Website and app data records
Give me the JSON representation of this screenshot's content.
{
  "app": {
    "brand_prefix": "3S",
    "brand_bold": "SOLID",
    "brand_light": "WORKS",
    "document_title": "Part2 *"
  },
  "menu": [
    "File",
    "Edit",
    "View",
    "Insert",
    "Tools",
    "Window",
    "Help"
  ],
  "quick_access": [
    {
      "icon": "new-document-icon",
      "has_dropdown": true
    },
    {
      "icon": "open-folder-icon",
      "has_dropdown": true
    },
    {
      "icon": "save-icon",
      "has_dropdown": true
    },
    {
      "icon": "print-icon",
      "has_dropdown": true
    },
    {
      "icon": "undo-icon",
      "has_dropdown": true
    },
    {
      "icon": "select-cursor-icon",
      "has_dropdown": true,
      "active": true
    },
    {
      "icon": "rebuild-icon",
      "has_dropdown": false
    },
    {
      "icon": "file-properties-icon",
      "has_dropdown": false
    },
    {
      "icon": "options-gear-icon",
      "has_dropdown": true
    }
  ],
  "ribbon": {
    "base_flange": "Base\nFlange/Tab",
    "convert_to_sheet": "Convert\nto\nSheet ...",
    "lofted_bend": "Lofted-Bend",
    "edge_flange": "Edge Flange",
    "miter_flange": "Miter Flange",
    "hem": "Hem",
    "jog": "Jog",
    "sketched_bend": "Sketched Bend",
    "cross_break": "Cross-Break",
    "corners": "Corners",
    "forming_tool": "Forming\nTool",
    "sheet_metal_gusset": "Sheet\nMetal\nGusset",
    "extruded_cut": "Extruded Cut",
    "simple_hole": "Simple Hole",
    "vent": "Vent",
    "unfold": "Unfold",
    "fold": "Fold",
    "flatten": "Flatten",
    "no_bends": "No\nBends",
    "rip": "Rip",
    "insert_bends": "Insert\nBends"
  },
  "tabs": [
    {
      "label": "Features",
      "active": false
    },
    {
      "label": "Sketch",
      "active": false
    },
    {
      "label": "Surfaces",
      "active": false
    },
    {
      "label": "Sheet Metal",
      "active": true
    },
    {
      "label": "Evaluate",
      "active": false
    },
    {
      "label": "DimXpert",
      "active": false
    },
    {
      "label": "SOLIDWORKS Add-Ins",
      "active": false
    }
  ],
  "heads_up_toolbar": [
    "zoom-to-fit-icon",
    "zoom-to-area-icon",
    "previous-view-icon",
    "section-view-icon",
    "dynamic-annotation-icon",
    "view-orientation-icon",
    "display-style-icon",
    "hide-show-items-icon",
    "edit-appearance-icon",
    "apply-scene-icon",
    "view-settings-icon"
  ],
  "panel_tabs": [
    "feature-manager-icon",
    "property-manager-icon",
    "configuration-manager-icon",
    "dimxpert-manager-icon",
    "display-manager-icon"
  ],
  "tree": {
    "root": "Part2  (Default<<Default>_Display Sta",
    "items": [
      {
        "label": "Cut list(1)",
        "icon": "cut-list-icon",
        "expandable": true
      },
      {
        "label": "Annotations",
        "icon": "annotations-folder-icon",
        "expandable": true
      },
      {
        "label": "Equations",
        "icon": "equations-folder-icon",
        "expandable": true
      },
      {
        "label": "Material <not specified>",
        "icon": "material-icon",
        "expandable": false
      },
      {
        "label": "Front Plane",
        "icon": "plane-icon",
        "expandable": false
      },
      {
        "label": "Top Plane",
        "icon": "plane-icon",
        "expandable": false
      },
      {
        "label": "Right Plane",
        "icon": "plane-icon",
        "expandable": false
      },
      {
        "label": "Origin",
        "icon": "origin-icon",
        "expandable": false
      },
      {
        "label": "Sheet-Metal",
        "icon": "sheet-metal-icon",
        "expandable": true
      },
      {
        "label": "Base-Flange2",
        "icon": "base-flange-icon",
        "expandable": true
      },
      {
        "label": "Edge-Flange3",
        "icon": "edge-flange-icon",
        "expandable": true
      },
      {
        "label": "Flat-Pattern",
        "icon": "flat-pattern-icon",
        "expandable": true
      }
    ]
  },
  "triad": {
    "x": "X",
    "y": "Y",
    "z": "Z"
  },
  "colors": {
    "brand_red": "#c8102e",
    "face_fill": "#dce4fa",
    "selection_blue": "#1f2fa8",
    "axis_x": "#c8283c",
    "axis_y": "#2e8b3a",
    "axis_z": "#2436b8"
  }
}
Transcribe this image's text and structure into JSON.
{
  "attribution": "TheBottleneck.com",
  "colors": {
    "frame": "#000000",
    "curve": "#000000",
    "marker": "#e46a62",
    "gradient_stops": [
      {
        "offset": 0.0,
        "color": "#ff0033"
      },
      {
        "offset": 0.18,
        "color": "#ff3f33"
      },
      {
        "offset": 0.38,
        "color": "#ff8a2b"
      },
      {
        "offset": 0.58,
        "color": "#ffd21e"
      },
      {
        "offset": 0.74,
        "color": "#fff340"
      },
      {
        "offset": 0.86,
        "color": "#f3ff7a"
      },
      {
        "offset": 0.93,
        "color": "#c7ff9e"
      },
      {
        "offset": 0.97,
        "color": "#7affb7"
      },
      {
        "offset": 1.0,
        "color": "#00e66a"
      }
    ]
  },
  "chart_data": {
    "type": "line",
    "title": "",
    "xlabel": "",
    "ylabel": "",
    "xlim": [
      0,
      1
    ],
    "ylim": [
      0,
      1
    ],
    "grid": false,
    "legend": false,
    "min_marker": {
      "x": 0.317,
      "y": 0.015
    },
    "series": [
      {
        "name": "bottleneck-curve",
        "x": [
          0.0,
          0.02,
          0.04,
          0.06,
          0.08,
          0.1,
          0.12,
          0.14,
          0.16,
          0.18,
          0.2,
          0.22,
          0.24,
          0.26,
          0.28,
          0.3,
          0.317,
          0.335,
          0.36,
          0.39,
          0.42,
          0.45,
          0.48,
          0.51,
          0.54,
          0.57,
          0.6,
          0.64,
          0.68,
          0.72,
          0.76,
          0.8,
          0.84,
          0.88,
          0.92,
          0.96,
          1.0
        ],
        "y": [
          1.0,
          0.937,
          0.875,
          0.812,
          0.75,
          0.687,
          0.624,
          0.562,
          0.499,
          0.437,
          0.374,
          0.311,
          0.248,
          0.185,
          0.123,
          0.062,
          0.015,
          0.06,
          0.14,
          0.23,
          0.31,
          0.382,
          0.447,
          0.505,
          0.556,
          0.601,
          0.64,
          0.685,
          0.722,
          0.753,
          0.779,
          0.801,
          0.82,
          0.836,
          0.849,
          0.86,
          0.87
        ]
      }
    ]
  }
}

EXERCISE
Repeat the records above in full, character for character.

SOLUTION FOR THIS EXERCISE
Give me the JSON representation of this screenshot's content.
{
  "app": {
    "brand_prefix": "3S",
    "brand_bold": "SOLID",
    "brand_light": "WORKS",
    "document_title": "Part2 *"
  },
  "menu": [
    "File",
    "Edit",
    "View",
    "Insert",
    "Tools",
    "Window",
    "Help"
  ],
  "quick_access": [
    {
      "icon": "new-document-icon",
      "has_dropdown": true
    },
    {
      "icon": "open-folder-icon",
      "has_dropdown": true
    },
    {
      "icon": "save-icon",
      "has_dropdown": true
    },
    {
      "icon": "print-icon",
      "has_dropdown": true
    },
    {
      "icon": "undo-icon",
      "has_dropdown": true
    },
    {
      "icon": "select-cursor-icon",
      "has_dropdown": true,
      "active": true
    },
    {
      "icon": "rebuild-icon",
      "has_dropdown": false
    },
    {
      "icon": "file-properties-icon",
      "has_dropdown": false
    },
    {
      "icon": "options-gear-icon",
      "has_dropdown": true
    }
  ],
  "ribbon": {
    "base_flange": "Base\nFlange/Tab",
    "convert_to_sheet": "Convert\nto\nSheet ...",
    "lofted_bend": "Lofted-Bend",
    "edge_flange": "Edge Flange",
    "miter_flange": "Miter Flange",
    "hem": "Hem",
    "jog": "Jog",
    "sketched_bend": "Sketched Bend",
    "cross_break": "Cross-Break",
    "corners": "Corners",
    "forming_tool": "Forming\nTool",
    "sheet_metal_gusset": "Sheet\nMetal\nGusset",
    "extruded_cut": "Extruded Cut",
    "simple_hole": "Simple Hole",
    "vent": "Vent",
    "unfold": "Unfold",
    "fold": "Fold",
    "flatten": "Flatten",
    "no_bends": "No\nBends",
    "rip": "Rip",
    "insert_bends": "Insert\nBends"
  },
  "tabs": [
    {
      "label": "Features",
      "active": false
    },
    {
      "label": "Sketch",
      "active": false
    },
    {
      "label": "Surfaces",
      "active": false
    },
    {
      "label": "Sheet Metal",
      "active": true
    },
    {
      "label": "Evaluate",
      "active": false
    },
    {
      "label": "DimXpert",
      "active": false
    },
    {
      "label": "SOLIDWORKS Add-Ins",
      "active": false
    }
  ],
  "heads_up_toolbar": [
    "zoom-to-fit-icon",
    "zoom-to-area-icon",
    "previous-view-icon",
    "section-view-icon",
    "dynamic-annotation-icon",
    "view-orientation-icon",
    "display-style-icon",
    "hide-show-items-icon",
    "edit-appearance-icon",
    "apply-scene-icon",
    "view-settings-icon"
  ],
  "panel_tabs": [
    "feature-manager-icon",
    "property-manager-icon",
    "configuration-manager-icon",
    "dimxpert-manager-icon",
    "display-manager-icon"
  ],
  "tree": {
    "root": "Part2  (Default<<Default>_Display Sta",
    "items": [
      {
        "label": "Cut list(1)",
        "icon": "cut-list-icon",
        "expandable": true
      },
      {
        "label": "Annotations",
        "icon": "annotations-folder-icon",
        "expandable": true
      },
      {
        "label": "Equations",
        "icon": "equations-folder-icon",
        "expandable": true
      },
      {
        "label": "Material <not specified>",
        "icon": "material-icon",
        "expandable": false
      },
      {
        "label": "Front Plane",
        "icon": "plane-icon",
        "expandable": false
      },
      {
        "label": "Top Plane",
        "icon": "plane-icon",
        "expandable": false
      },
      {
        "label": "Right Plane",
        "icon": "plane-icon",
        "expandable": false
      },
      {
        "label": "Origin",
        "icon": "origin-icon",
        "expandable": false
      },
      {
        "label": "Sheet-Metal",
        "icon": "sheet-metal-icon",
        "expandable": true
      },
      {
        "label": "Base-Flange2",
        "icon": "base-flange-icon",
        "expandable": true
      },
      {
        "label": "Edge-Flange3",
        "icon": "edge-flange-icon",
        "expandable": true
      },
      {
        "label": "Flat-Pattern",
        "icon": "flat-pattern-icon",
        "expandable": true
      }
    ]
  },
  "triad": {
    "x": "X",
    "y": "Y",
    "z": "Z"
  },
  "colors": {
    "brand_red": "#c8102e",
    "face_fill": "#dce4fa",
    "selection_blue": "#1f2fa8",
    "axis_x": "#c8283c",
    "axis_y": "#2e8b3a",
    "axis_z": "#2436b8"
  }
}
Transcribe this image's text and structure into JSON.
{
  "attribution": "TheBottleneck.com",
  "colors": {
    "frame": "#000000",
    "curve": "#000000",
    "marker": "#e46a62",
    "gradient_stops": [
      {
        "offset": 0.0,
        "color": "#ff0033"
      },
      {
        "offset": 0.18,
        "color": "#ff3f33"
      },
      {
        "offset": 0.38,
        "color": "#ff8a2b"
      },
      {
        "offset": 0.58,
        "color": "#ffd21e"
      },
      {
        "offset": 0.74,
        "color": "#fff340"
      },
      {
        "offset": 0.86,
        "color": "#f3ff7a"
      },
      {
        "offset": 0.93,
        "color": "#c7ff9e"
      },
      {
        "offset": 0.97,
        "color": "#7affb7"
      },
      {
        "offset": 1.0,
        "color": "#00e66a"
      }
    ]
  },
  "chart_data": {
    "type": "line",
    "title": "",
    "xlabel": "",
    "ylabel": "",
    "xlim": [
      0,
      1
    ],
    "ylim": [
      0,
      1
    ],
    "grid": false,
    "legend": false,
    "min_marker": {
      "x": 0.317,
      "y": 0.015
    },
    "series": [
      {
        "name": "bottleneck-curve",
        "x": [
          0.0,
          0.02,
          0.04,
          0.06,
          0.08,
          0.1,
          0.12,
          0.14,
          0.16,
          0.18,
          0.2,
          0.22,
          0.24,
          0.26,
          0.28,
          0.3,
          0.317,
          0.335,
          0.36,
          0.39,
          0.42,
          0.45,
          0.48,
          0.51,
          0.54,
          0.57,
          0.6,
          0.64,
          0.68,
          0.72,
          0.76,
          0.8,
          0.84,
          0.88,
          0.92,
          0.96,
          1.0
        ],
        "y": [
          1.0,
          0.937,
          0.875,
          0.812,
          0.75,
          0.687,
          0.624,
          0.562,
          0.499,
          0.437,
          0.374,
          0.311,
          0.248,
          0.185,
          0.123,
          0.062,
          0.015,
          0.06,
          0.14,
          0.23,
          0.31,
          0.382,
          0.447,
          0.505,
          0.556,
          0.601,
          0.64,
          0.685,
          0.722,
          0.753,
          0.779,
          0.801,
          0.82,
          0.836,
          0.849,
          0.86,
          0.87
        ]
      }
    ]
  }
}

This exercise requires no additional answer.